On Monday, the Supreme Court clarified that this rule still stands: Victim impact statements in capital cases, while permitted, are constitutionally barred from including opinions about the defendant and recommendations about his punishment. The Oklahoma Court of Criminal Appeals had decided that Payne implicitly overturned this ban and, in a capital case, permitted victims’ relatives to tell the jury that the defendant should be sentenced to death. (The jury agreed.) But “it is this Court’s prerogative alone to overrule one of its precedents,” the court declared in a per curiam decision on Monday—and Payne clearly did not overrule the ban on victim sentencing recommendations. Thus, the rule stands until the court says otherwise.
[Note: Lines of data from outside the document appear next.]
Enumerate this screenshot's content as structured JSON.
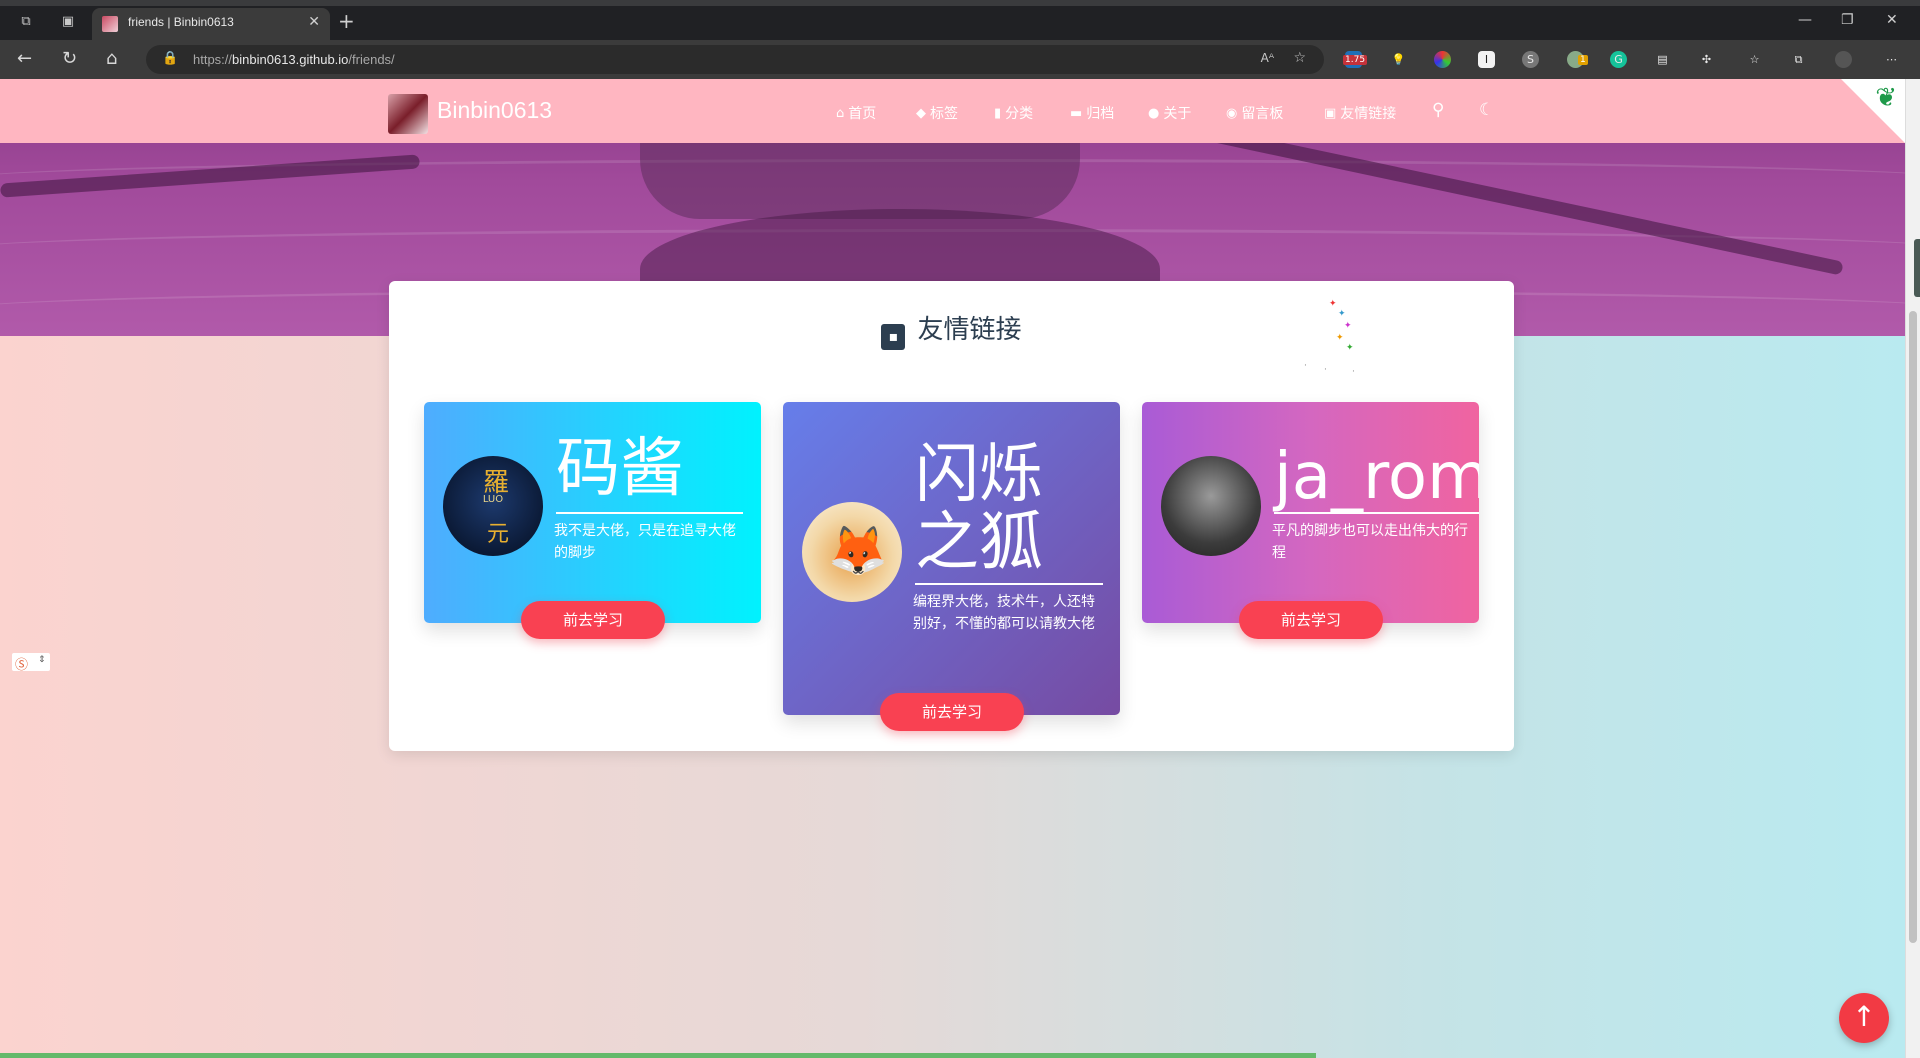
{
  "browser": {
    "tab_title": "friends | Binbin0613",
    "url_prefix": "https://",
    "url_domain": "binbin0613.github.io",
    "url_path": "/friends/",
    "read_aloud_label": "Aᴬ",
    "extension_badge": "1.75",
    "extension_badge_2": "1"
  },
  "site": {
    "brand": "Binbin0613",
    "nav": [
      {
        "icon": "home-icon",
        "label": "首页"
      },
      {
        "icon": "tag-icon",
        "label": "标签"
      },
      {
        "icon": "bookmark-icon",
        "label": "分类"
      },
      {
        "icon": "archive-icon",
        "label": "归档"
      },
      {
        "icon": "user-circle-icon",
        "label": "关于"
      },
      {
        "icon": "comments-icon",
        "label": "留言板"
      },
      {
        "icon": "address-book-icon",
        "label": "友情链接"
      }
    ]
  },
  "card": {
    "title": "友情链接"
  },
  "friends": [
    {
      "name": "码酱",
      "desc": "我不是大佬，只是在追寻大佬的脚步",
      "button": "前去学习",
      "avatar_text": "LUO"
    },
    {
      "name_line1": "闪烁",
      "name_line2": "之狐",
      "desc": "编程界大佬，技术牛，人还特别好，不懂的都可以请教大佬",
      "button": "前去学习"
    },
    {
      "name": "ja_rome",
      "desc": "平凡的脚步也可以走出伟大的行程",
      "button": "前去学习"
    }
  ],
  "colors": {
    "nav_bg": "#ffb6c1",
    "button": "#f94152",
    "to_top": "#f23a44",
    "progress": "#64b96a"
  }
}
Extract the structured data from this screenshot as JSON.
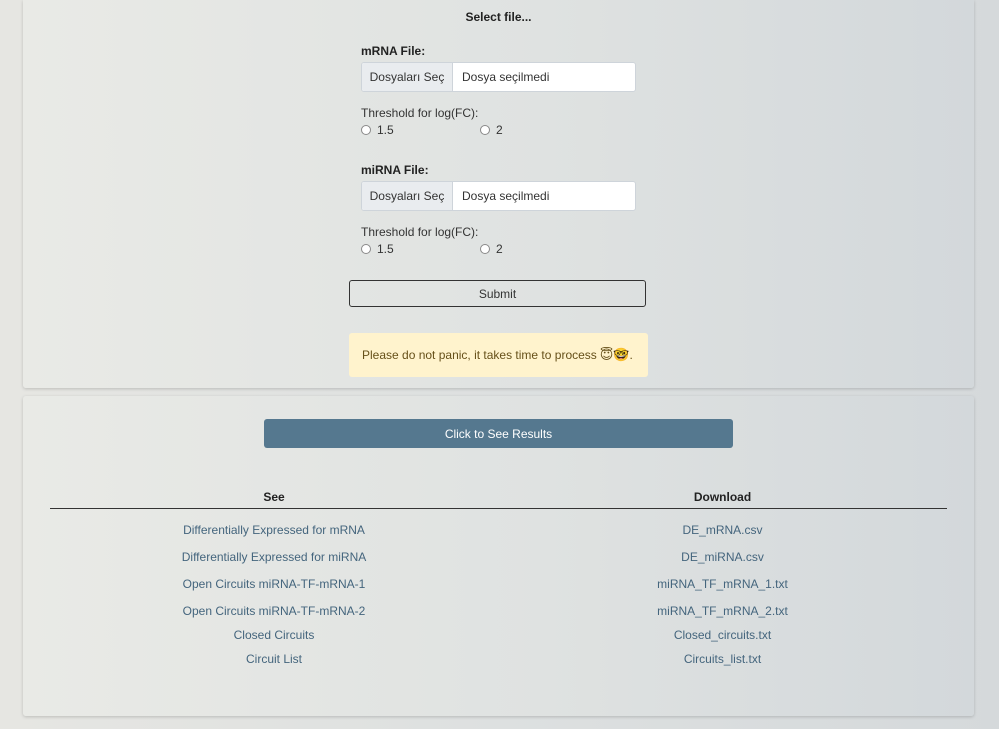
{
  "upload": {
    "title": "Select file...",
    "mrna": {
      "label": "mRNA File:",
      "button": "Dosyaları Seç",
      "filename": "Dosya seçilmedi",
      "threshold_label": "Threshold for log(FC):",
      "options": [
        "1.5",
        "2"
      ]
    },
    "mirna": {
      "label": "miRNA File:",
      "button": "Dosyaları Seç",
      "filename": "Dosya seçilmedi",
      "threshold_label": "Threshold for log(FC):",
      "options": [
        "1.5",
        "2"
      ]
    },
    "submit_label": "Submit",
    "alert_text": "Please do not panic, it takes time to process ",
    "alert_emoji": "😇🤓",
    "alert_end": "."
  },
  "results": {
    "button_label": "Click to See Results",
    "headers": {
      "see": "See",
      "download": "Download"
    },
    "rows": [
      {
        "see": "Differentially Expressed for mRNA",
        "download": "DE_mRNA.csv"
      },
      {
        "see": "Differentially Expressed for miRNA",
        "download": "DE_miRNA.csv"
      },
      {
        "see": "Open Circuits miRNA-TF-mRNA-1",
        "download": "miRNA_TF_mRNA_1.txt"
      },
      {
        "see": "Open Circuits miRNA-TF-mRNA-2",
        "download": "miRNA_TF_mRNA_2.txt"
      },
      {
        "see": "Closed Circuits",
        "download": "Closed_circuits.txt"
      },
      {
        "see": "Circuit List",
        "download": "Circuits_list.txt"
      }
    ]
  },
  "colors": {
    "results_button": "#55788f",
    "link": "#44657d",
    "alert_bg": "#fff3cd",
    "alert_text": "#665019"
  }
}
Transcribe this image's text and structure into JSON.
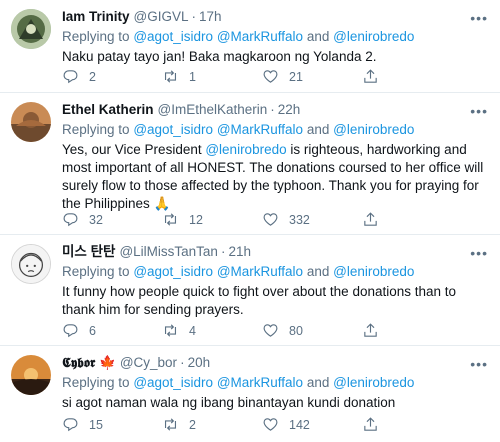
{
  "tweets": [
    {
      "name": "Iam Trinity",
      "handle": "@GIGVL",
      "time": "17h",
      "replying_prefix": "Replying to",
      "mention1": "@agot_isidro",
      "mention2": "@MarkRuffalo",
      "and": "and",
      "mention3": "@lenirobredo",
      "text": "Naku patay tayo jan! Baka magkaroon ng Yolanda 2.",
      "replies": "2",
      "retweets": "1",
      "likes": "21"
    },
    {
      "name": "Ethel Katherin",
      "handle": "@ImEthelKatherin",
      "time": "22h",
      "replying_prefix": "Replying to",
      "mention1": "@agot_isidro",
      "mention2": "@MarkRuffalo",
      "and": "and",
      "mention3": "@lenirobredo",
      "text_before": "Yes, our Vice President ",
      "text_mention": "@lenirobredo",
      "text_after": " is righteous, hardworking and most important of all HONEST.  The donations coursed to her office will surely flow to those affected by the typhoon.  Thank you for praying for the Philippines 🙏",
      "replies": "32",
      "retweets": "12",
      "likes": "332"
    },
    {
      "name": "미스 탄탄",
      "handle": "@LilMissTanTan",
      "time": "21h",
      "replying_prefix": "Replying to",
      "mention1": "@agot_isidro",
      "mention2": "@MarkRuffalo",
      "and": "and",
      "mention3": "@lenirobredo",
      "text": "It funny how people quick to fight over about the donations than to thank him for sending prayers.",
      "replies": "6",
      "retweets": "4",
      "likes": "80"
    },
    {
      "name": "𝕮𝖞𝖇𝖔𝖗 🍁",
      "handle": "@Cy_bor",
      "time": "20h",
      "replying_prefix": "Replying to",
      "mention1": "@agot_isidro",
      "mention2": "@MarkRuffalo",
      "and": "and",
      "mention3": "@lenirobredo",
      "text": "si agot naman wala ng ibang binantayan kundi donation",
      "replies": "15",
      "retweets": "2",
      "likes": "142"
    }
  ],
  "colors": {
    "link": "#1b95e0",
    "secondary": "#5b7083",
    "divider": "#e6ecf0",
    "text": "#0f1419"
  },
  "icons": [
    "avatar",
    "more-icon",
    "reply-icon",
    "retweet-icon",
    "like-icon",
    "share-icon"
  ]
}
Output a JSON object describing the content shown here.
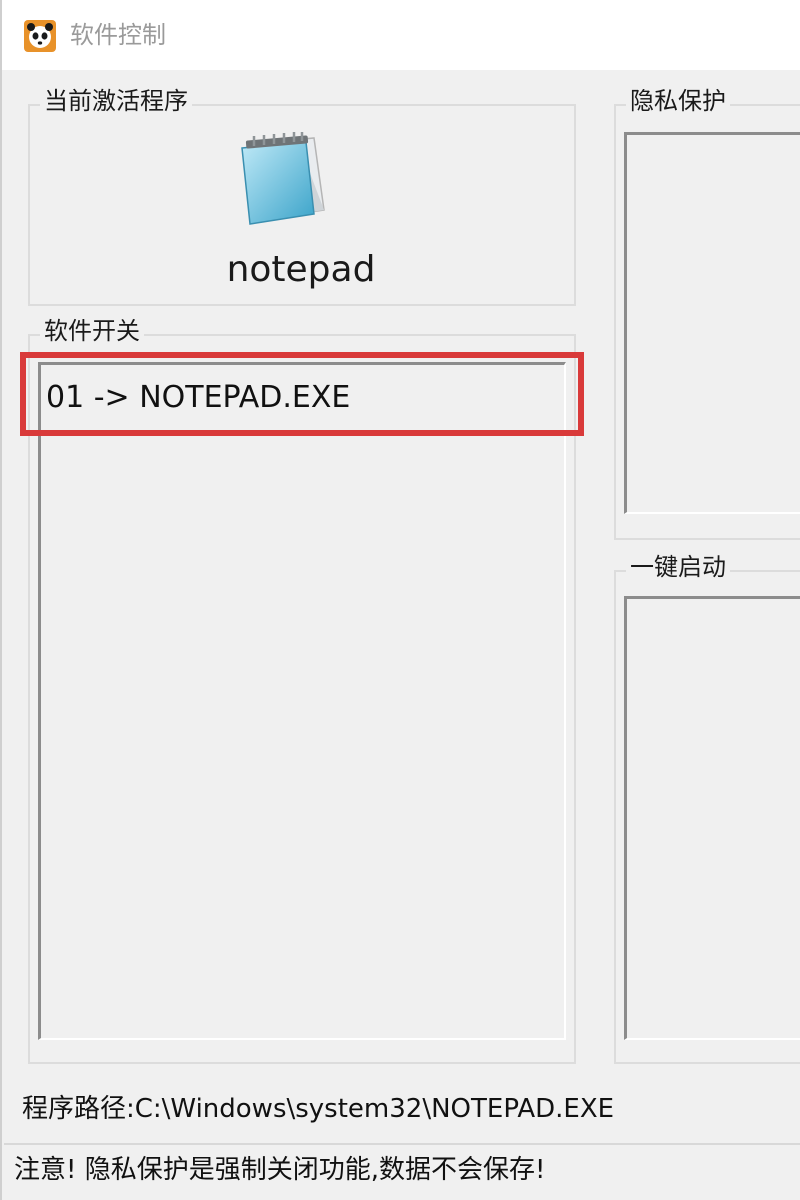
{
  "window": {
    "title": "软件控制",
    "icon": "panda-logo-icon"
  },
  "current_program": {
    "group_label": "当前激活程序",
    "icon": "notepad-icon",
    "name": "notepad"
  },
  "software_switch": {
    "group_label": "软件开关",
    "items": [
      "01 -> NOTEPAD.EXE"
    ],
    "highlight_color": "#d93a3a"
  },
  "privacy_protection": {
    "group_label": "隐私保护"
  },
  "one_click_start": {
    "group_label": "一键启动"
  },
  "status": {
    "path": "程序路径:C:\\Windows\\system32\\NOTEPAD.EXE",
    "notice": "注意! 隐私保护是强制关闭功能,数据不会保存!"
  }
}
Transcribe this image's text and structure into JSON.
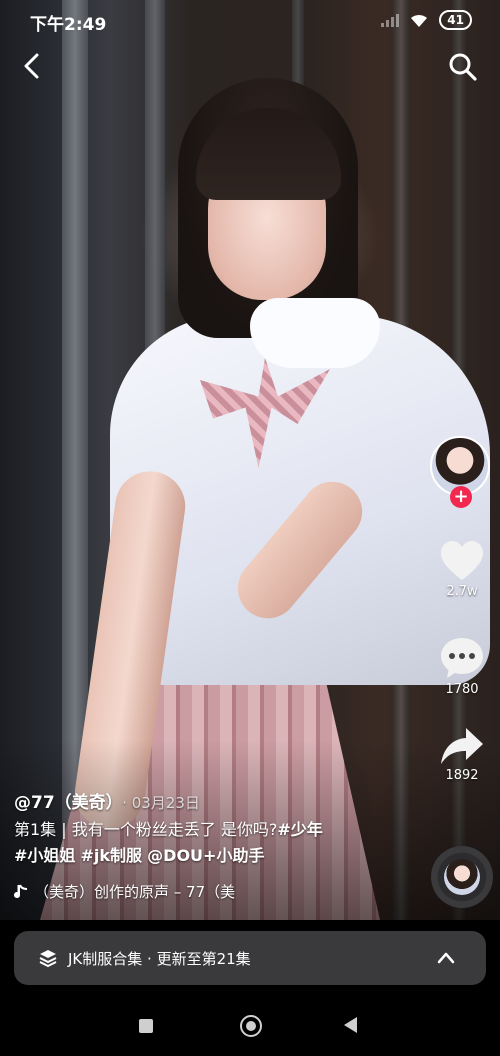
{
  "status_bar": {
    "time": "下午2:49",
    "battery": "41"
  },
  "actions": {
    "like_count": "2.7w",
    "comment_count": "1780",
    "share_count": "1892"
  },
  "post": {
    "author": "@77（美奇）",
    "date": "· 03月23日",
    "description_text": "第1集 | 我有一个粉丝走丢了 是你吗?",
    "hashtags": [
      "#少年",
      "#小姐姐",
      "#jk制服"
    ],
    "mention": "@DOU+小助手",
    "music": "（美奇）创作的原声 – 77（美"
  },
  "collection": {
    "label": "JK制服合集 · 更新至第21集"
  },
  "colors": {
    "follow_red": "#f2284f",
    "collection_bg": "#3a3a3c"
  }
}
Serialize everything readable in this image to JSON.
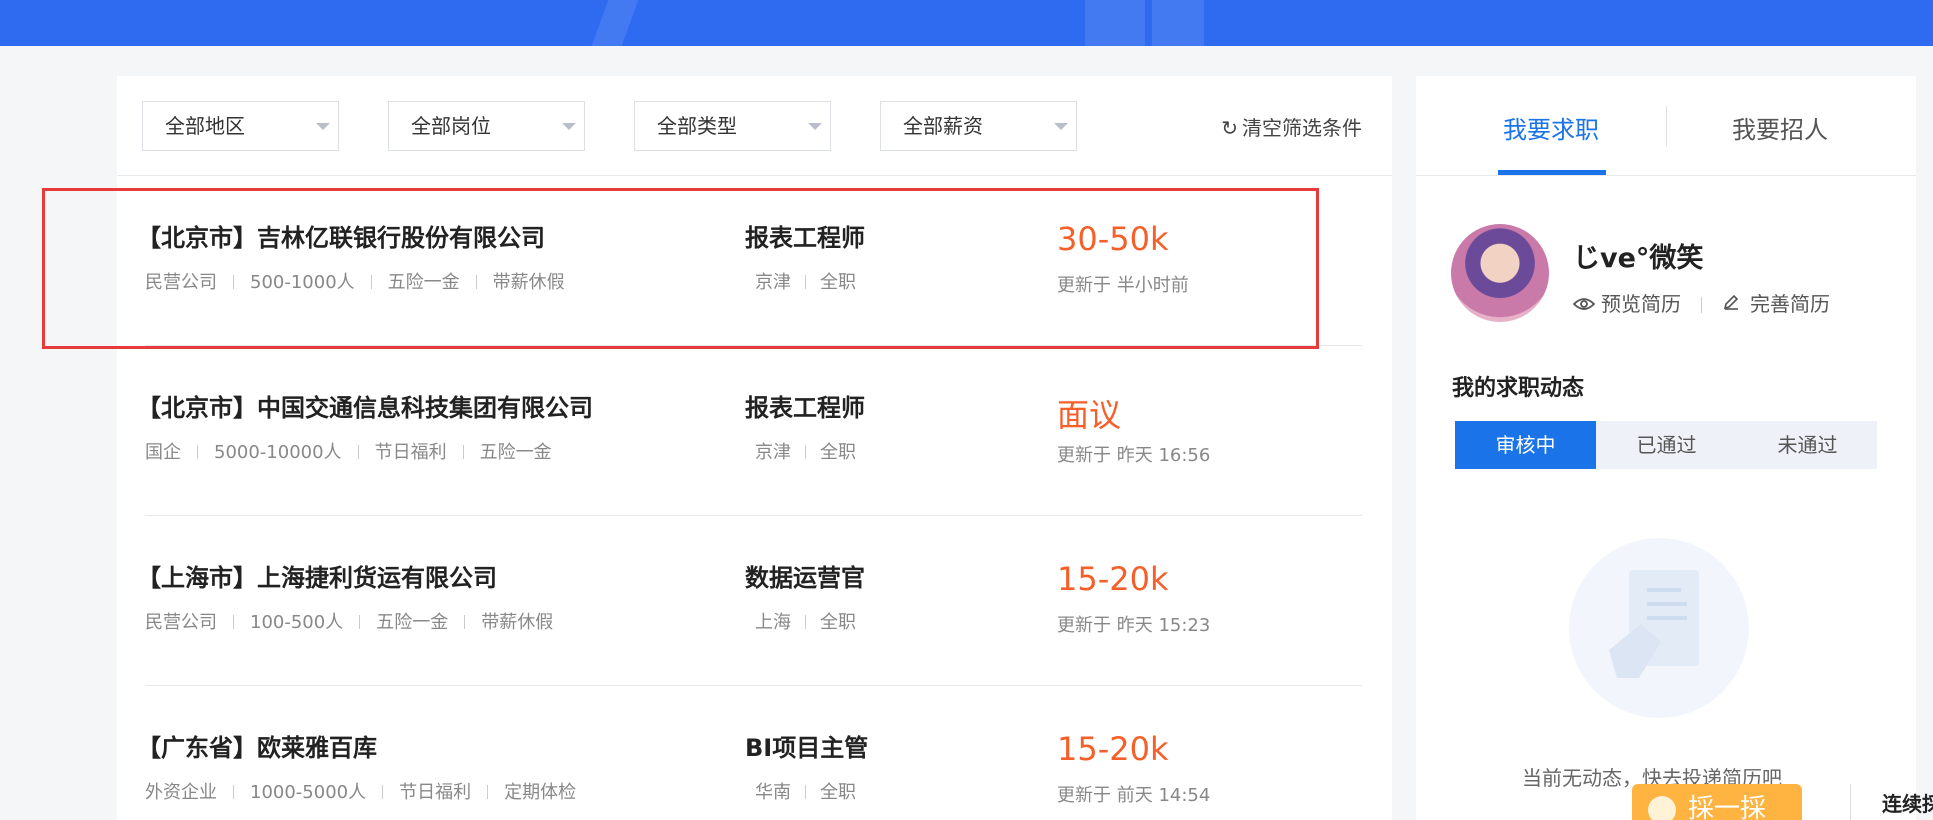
{
  "filters": {
    "region": "全部地区",
    "position": "全部岗位",
    "type": "全部类型",
    "salary": "全部薪资",
    "clear_label": "清空筛选条件",
    "clear_icon": "refresh-icon"
  },
  "jobs": [
    {
      "company": "【北京市】吉林亿联银行股份有限公司",
      "tags": [
        "民营公司",
        "500-1000人",
        "五险一金",
        "带薪休假"
      ],
      "title": "报表工程师",
      "location": "京津",
      "work_type": "全职",
      "salary": "30-50k",
      "updated": "更新于 半小时前"
    },
    {
      "company": "【北京市】中国交通信息科技集团有限公司",
      "tags": [
        "国企",
        "5000-10000人",
        "节日福利",
        "五险一金"
      ],
      "title": "报表工程师",
      "location": "京津",
      "work_type": "全职",
      "salary": "面议",
      "updated": "更新于 昨天 16:56"
    },
    {
      "company": "【上海市】上海捷利货运有限公司",
      "tags": [
        "民营公司",
        "100-500人",
        "五险一金",
        "带薪休假"
      ],
      "title": "数据运营官",
      "location": "上海",
      "work_type": "全职",
      "salary": "15-20k",
      "updated": "更新于 昨天 15:23"
    },
    {
      "company": "【广东省】欧莱雅百库",
      "tags": [
        "外资企业",
        "1000-5000人",
        "节日福利",
        "定期体检"
      ],
      "title": "BI项目主管",
      "location": "华南",
      "work_type": "全职",
      "salary": "15-20k",
      "updated": "更新于 前天 14:54"
    }
  ],
  "side": {
    "tab_seek": "我要求职",
    "tab_hire": "我要招人",
    "user_name": "じve°微笑",
    "preview_resume": "预览简历",
    "edit_resume": "完善简历",
    "status_title": "我的求职动态",
    "status_tabs": [
      "审核中",
      "已通过",
      "未通过"
    ],
    "empty_text": "当前无动态，快去投递简历吧"
  },
  "promo": {
    "button_label": "採一採",
    "side_text": "连续採"
  },
  "colors": {
    "accent": "#1a73e8",
    "salary": "#f5602a",
    "highlight": "#e73b3b",
    "banner": "#2f6bf0"
  }
}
In a short concurrence, Justices Clarence Thomas and Samuel Alito agreed Payne didn’t “expressly overrule this aspect” of Booth—but suggested that the court should now overrule it. Both justices very clearly believe that Booth was wrongly decided in its entirety and that Payne “swept away its analytical foundations.” They will now, it appears, be on the lookout for a case that will let them argue that a victim’s family members should be allowed to recommend a punishment—including death—to the jury.
During the Booth/Payne era, victim impact statements were a liberal bête noire: They were seen to inject emotion into the sentencing proceeding, allowing the sentence to be swayed by passion instead of reason, thereby creating “cruel and unusual” inconsistencies in sentencing. But in recent years, these statements have become a favored tool in sexual assault cases for progressives who believe the courts are too lenient on sexual offenders. The constitutional problems with such statements seem, on the left, to have taken a back seat to the overwhelming (though understandable) urge for punishment.